Pull out every line with the word "Windows" from the entries below.

[Provided information Boundary: Start]

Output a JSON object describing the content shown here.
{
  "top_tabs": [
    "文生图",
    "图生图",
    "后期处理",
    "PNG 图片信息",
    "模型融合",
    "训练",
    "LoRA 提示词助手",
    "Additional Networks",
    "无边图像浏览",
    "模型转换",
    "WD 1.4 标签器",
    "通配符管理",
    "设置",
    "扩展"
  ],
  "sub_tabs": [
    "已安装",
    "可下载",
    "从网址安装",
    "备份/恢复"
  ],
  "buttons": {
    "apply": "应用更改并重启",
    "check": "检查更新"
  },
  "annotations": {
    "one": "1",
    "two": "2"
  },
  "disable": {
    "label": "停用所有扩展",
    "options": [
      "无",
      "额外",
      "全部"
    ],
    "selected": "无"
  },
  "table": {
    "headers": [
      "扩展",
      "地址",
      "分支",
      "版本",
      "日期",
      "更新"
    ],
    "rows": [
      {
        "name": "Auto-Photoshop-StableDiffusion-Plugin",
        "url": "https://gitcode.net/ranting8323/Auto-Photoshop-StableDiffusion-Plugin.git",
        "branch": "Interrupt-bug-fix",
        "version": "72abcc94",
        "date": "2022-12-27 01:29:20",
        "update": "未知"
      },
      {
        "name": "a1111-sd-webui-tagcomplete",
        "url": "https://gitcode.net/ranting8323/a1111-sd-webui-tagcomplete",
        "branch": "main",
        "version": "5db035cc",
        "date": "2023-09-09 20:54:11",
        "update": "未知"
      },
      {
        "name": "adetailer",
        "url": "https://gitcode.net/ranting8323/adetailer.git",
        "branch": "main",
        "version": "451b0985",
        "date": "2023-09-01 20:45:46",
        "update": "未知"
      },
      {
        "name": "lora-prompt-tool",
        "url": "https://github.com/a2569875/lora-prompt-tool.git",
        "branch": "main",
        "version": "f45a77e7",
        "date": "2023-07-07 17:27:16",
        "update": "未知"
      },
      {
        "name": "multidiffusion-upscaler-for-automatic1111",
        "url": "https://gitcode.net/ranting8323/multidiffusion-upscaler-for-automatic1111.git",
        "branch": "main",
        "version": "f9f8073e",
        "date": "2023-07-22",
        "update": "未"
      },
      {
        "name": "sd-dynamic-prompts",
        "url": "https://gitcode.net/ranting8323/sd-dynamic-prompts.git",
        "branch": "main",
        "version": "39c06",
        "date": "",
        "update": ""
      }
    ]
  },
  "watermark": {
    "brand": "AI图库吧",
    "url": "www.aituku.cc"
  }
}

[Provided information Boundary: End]
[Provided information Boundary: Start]

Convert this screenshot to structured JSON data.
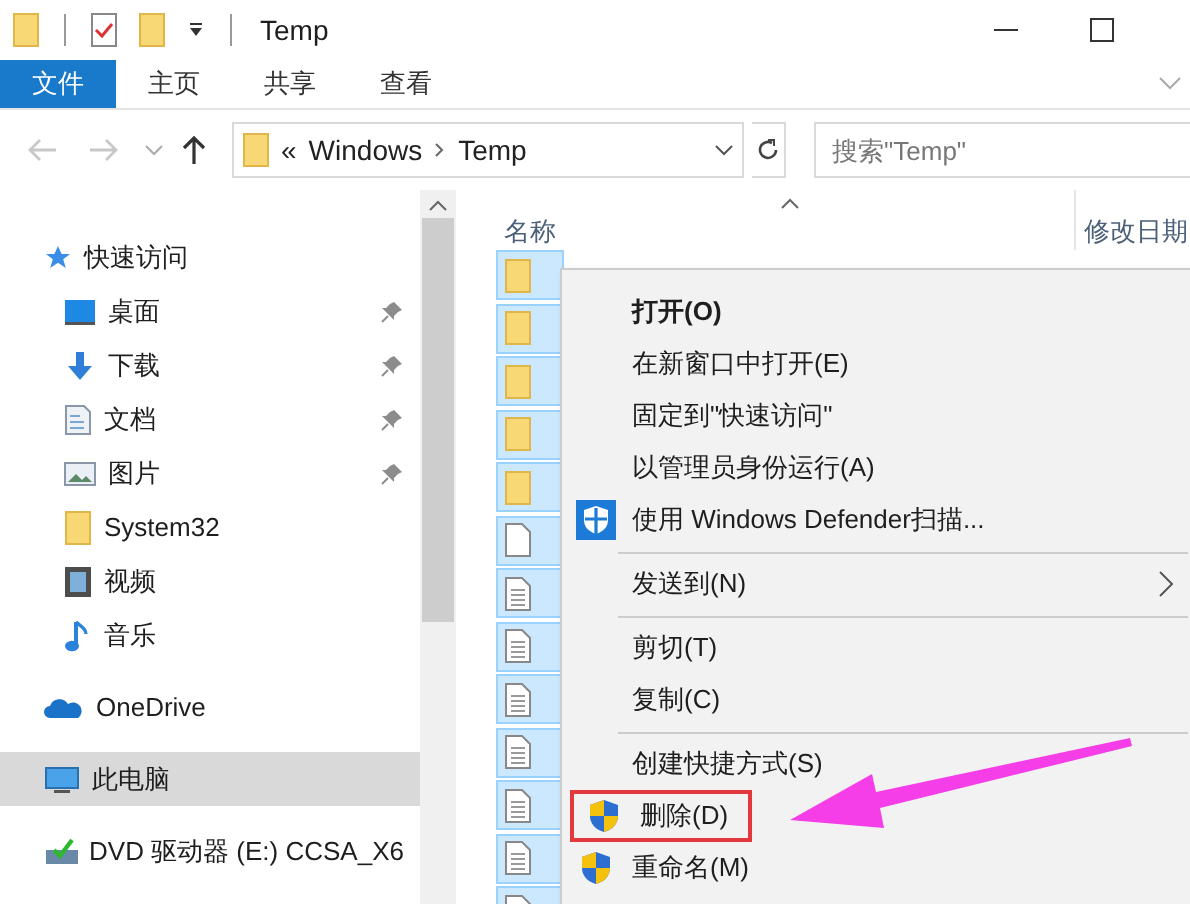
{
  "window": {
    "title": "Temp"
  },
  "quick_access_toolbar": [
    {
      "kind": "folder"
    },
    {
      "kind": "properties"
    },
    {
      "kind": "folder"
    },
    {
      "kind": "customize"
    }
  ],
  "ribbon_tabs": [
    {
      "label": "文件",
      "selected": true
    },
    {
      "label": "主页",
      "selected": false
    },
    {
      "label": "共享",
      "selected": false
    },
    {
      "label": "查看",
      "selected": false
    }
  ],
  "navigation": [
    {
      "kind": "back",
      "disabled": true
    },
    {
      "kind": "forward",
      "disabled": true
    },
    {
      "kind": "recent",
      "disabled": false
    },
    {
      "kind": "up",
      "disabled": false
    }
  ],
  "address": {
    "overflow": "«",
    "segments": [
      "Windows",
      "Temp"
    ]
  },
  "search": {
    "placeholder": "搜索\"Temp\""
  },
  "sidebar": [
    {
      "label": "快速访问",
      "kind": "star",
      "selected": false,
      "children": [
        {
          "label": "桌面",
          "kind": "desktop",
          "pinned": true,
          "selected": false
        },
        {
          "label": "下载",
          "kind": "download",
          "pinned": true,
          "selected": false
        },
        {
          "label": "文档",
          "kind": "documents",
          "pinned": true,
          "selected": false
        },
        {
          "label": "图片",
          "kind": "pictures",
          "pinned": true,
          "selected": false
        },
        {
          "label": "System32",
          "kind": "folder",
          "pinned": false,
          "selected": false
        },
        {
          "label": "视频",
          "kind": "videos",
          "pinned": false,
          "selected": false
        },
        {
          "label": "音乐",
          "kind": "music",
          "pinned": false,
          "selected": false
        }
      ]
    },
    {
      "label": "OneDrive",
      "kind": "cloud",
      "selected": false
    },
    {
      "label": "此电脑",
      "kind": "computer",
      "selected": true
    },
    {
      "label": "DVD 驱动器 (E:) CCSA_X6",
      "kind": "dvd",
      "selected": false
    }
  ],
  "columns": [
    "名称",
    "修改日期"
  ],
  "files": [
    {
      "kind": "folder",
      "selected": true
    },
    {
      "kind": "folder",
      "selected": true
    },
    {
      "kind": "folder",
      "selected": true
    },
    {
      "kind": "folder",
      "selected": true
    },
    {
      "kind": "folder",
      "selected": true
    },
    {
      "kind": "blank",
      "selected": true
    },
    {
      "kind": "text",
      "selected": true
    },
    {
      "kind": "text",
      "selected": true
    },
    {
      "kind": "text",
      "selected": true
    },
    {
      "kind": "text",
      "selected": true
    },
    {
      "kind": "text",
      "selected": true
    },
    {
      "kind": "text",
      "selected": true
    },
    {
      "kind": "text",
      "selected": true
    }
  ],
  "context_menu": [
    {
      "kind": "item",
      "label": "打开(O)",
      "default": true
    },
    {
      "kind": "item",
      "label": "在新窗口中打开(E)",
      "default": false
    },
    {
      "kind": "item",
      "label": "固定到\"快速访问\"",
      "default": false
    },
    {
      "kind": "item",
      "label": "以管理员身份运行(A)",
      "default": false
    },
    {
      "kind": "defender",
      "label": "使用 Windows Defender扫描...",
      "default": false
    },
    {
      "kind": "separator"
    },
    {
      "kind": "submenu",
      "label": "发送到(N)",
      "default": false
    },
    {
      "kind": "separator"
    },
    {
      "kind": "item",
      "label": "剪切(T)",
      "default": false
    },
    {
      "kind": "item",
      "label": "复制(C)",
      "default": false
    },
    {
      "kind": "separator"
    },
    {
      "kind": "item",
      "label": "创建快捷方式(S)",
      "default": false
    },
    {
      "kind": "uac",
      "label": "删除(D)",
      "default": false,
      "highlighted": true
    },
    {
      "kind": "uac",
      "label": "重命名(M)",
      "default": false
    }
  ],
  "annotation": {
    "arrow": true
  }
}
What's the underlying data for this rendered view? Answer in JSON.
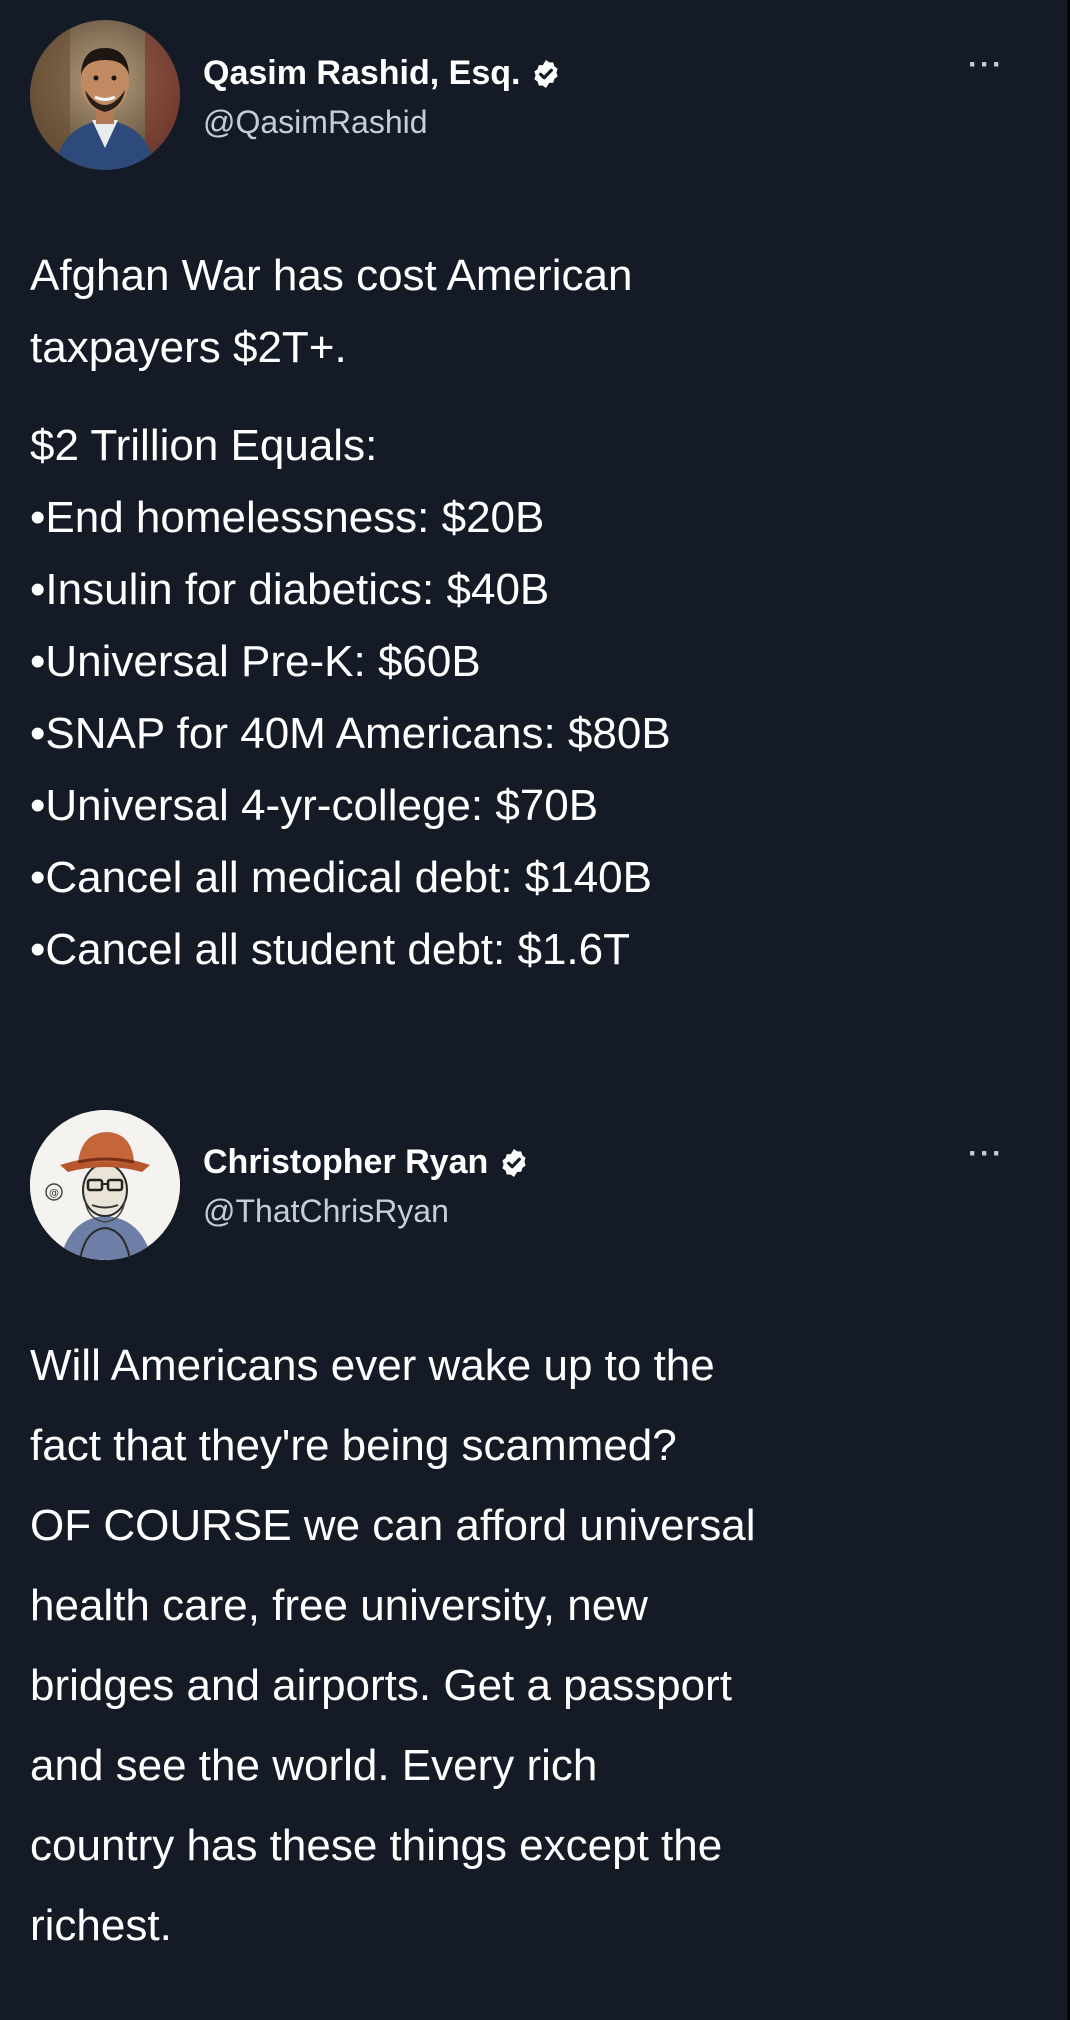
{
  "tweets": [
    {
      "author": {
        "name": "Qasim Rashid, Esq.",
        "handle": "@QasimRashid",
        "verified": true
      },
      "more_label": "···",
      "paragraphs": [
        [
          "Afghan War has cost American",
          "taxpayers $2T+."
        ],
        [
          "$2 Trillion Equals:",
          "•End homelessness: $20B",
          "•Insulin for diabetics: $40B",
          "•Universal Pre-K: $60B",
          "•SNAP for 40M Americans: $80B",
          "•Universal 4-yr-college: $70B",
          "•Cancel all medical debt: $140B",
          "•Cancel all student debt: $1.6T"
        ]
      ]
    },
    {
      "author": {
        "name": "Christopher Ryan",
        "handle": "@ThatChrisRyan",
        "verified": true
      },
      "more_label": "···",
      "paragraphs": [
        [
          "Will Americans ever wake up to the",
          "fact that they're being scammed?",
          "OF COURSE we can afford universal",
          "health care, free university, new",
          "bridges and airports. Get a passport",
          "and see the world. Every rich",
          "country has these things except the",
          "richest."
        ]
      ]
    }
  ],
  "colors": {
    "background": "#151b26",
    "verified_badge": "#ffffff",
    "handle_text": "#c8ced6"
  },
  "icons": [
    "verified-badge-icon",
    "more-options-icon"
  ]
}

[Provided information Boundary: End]

Answer section »
      "Windows",
      "label": "使用 Windows Defender扫描...",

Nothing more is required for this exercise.